Sure enough, the storm dropped a Bridled Tern and Magnificent Frigatebird, plus other southern terns, in Nova Scotia despite its relative weakness by the time it reached that far north. Goes to show you how important the track is.

But nobody at First Encounter was complaining. Getting an identifiable skua from shore is rare enough, and having a steady supply of other seabirds made for an entertaining morning.

On our way back we stopped at the Cumberland Farm Fields in Halifax/Middleboro, MA, where we enjoyed the continuing inland shorebird show. We tallied 15 species of shorebird here including 6 American Golden-Plover, Baird's Sandpiper, 5 Buff-breasted Sandpiper, and a Wilson's Phalarope...plus a few Laughing Gulls.

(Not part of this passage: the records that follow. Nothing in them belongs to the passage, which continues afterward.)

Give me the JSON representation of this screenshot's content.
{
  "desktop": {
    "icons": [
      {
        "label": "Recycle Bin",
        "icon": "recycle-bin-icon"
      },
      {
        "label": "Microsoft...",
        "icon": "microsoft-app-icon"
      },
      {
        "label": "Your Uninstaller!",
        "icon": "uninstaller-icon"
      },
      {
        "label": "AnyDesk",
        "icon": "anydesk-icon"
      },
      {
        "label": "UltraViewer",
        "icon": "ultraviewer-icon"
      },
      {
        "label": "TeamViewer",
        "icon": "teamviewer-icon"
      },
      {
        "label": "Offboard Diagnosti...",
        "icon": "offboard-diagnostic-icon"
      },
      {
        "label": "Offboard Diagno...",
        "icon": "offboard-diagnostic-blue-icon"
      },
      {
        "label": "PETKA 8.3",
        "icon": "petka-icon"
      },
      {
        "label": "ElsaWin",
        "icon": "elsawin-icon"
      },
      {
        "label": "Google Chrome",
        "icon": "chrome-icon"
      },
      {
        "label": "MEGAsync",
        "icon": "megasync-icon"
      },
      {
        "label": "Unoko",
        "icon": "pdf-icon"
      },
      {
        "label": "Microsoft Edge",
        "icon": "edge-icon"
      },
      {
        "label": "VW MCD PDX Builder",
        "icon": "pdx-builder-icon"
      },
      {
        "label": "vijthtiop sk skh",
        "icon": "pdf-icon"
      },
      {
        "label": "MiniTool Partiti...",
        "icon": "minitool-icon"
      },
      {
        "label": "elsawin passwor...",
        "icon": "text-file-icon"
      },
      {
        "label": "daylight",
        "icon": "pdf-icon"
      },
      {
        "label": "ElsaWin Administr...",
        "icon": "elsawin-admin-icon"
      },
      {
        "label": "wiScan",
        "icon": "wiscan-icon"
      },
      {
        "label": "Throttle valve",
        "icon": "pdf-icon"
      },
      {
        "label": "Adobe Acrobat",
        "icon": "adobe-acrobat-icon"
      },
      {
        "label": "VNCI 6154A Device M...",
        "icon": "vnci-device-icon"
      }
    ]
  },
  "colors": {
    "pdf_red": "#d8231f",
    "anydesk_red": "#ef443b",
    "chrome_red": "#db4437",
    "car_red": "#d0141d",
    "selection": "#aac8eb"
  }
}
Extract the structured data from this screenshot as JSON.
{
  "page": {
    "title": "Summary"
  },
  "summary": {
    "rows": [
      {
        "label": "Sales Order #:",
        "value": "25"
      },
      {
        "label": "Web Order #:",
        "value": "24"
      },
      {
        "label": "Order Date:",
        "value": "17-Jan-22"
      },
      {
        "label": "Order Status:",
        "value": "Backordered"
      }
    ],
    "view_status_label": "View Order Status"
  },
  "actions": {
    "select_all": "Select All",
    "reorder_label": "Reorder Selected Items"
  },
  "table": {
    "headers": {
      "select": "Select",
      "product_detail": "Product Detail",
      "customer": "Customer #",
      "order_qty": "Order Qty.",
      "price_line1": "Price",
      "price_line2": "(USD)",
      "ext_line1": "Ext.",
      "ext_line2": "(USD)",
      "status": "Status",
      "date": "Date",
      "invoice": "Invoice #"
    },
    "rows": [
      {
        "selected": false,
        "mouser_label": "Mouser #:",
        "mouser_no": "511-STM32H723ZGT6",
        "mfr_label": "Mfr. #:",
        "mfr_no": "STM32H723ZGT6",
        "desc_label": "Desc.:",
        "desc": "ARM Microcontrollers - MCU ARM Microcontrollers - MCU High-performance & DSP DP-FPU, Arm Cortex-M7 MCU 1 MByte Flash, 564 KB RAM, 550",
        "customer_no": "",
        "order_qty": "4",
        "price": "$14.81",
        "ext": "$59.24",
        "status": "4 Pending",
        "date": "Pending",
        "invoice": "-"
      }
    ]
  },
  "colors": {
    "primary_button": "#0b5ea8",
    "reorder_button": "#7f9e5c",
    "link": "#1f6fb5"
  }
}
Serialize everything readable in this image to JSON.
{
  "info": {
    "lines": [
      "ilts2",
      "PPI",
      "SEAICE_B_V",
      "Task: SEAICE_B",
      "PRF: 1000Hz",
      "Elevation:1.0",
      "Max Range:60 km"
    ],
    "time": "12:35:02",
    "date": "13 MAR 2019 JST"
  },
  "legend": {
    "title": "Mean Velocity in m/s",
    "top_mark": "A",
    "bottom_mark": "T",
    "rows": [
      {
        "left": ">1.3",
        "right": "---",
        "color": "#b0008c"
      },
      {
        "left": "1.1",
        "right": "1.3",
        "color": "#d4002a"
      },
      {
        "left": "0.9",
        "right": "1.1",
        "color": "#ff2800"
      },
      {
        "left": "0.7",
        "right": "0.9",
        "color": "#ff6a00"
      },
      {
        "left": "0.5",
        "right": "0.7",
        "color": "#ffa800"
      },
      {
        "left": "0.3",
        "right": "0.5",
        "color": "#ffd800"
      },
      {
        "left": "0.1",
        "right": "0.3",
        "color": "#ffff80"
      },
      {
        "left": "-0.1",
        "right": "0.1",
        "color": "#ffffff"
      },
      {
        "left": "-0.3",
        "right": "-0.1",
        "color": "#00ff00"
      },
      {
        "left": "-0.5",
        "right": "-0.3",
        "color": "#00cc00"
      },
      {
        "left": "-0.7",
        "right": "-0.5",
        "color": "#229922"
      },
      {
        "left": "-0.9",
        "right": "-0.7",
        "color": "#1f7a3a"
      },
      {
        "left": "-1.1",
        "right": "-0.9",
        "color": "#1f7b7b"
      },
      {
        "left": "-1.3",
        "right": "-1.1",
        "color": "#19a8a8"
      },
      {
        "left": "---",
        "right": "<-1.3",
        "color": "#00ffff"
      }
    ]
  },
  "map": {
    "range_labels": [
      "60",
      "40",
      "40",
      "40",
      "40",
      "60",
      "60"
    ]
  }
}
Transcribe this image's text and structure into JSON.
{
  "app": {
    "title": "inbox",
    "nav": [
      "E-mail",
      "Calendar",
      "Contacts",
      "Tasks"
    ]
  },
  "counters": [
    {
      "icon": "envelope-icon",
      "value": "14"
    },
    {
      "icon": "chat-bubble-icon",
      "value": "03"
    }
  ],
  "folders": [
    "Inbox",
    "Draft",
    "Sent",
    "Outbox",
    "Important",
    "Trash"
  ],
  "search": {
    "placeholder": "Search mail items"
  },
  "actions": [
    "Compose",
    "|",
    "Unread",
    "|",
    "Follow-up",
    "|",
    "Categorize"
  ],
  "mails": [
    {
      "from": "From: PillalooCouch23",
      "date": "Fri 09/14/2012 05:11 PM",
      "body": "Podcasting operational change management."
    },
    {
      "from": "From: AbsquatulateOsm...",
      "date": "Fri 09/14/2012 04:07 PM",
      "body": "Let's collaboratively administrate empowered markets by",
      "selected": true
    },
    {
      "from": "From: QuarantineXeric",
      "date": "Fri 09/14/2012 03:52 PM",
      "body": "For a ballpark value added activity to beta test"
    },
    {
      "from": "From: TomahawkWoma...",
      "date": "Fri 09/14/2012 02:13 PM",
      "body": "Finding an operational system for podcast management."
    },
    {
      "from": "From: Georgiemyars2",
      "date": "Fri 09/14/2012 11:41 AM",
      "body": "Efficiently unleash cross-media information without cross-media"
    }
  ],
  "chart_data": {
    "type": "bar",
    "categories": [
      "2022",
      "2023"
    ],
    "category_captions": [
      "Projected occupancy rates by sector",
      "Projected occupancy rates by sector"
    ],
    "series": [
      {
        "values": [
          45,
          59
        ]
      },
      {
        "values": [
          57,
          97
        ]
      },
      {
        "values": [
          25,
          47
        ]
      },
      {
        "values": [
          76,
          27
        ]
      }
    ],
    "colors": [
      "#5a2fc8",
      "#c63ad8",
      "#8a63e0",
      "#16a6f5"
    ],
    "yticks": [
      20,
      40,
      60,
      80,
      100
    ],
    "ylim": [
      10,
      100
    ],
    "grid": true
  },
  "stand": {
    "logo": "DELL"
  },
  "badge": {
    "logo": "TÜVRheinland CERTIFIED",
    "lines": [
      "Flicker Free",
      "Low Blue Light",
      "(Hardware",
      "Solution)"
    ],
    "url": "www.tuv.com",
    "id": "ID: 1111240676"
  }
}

- Nick

Friday, September 3, 2010

Hurricane Earl approaches

It's a much weakened system as I type this...a minimal CAT 1 with max sustained winds of 80mph. Not quite the healthy CAT 2 that had been forecast! On top of that, the track has shifted ever so slightly east...far enough east to greatly minimize the storm's effects on Connecticut.

The southeast Cape and Islands of Massachusetts still stand a chance to get whacked with some nasty weather. It should be enough to produce a decent seabird show at dawn on Saturday. As of right now, that's where I'll be headed very early Saturday morning. I'd be out there right now if not for work getting in the way.

Despite this storm being weaker and further away than initially expected, remember that it was one heck of a nasty storm just 24 hours ago and has been moving as a cyclone through the South Atlantic, the Caribbean, and right up the Gulf Stream. It has come into contact with many birds along the way, so really anything from that part of the world could be displaced off the New England coast. Even if the odds seem slim, I would get out and look anyway.

Will report back, positively or negatively, following the storm, wherever I end up.

- NB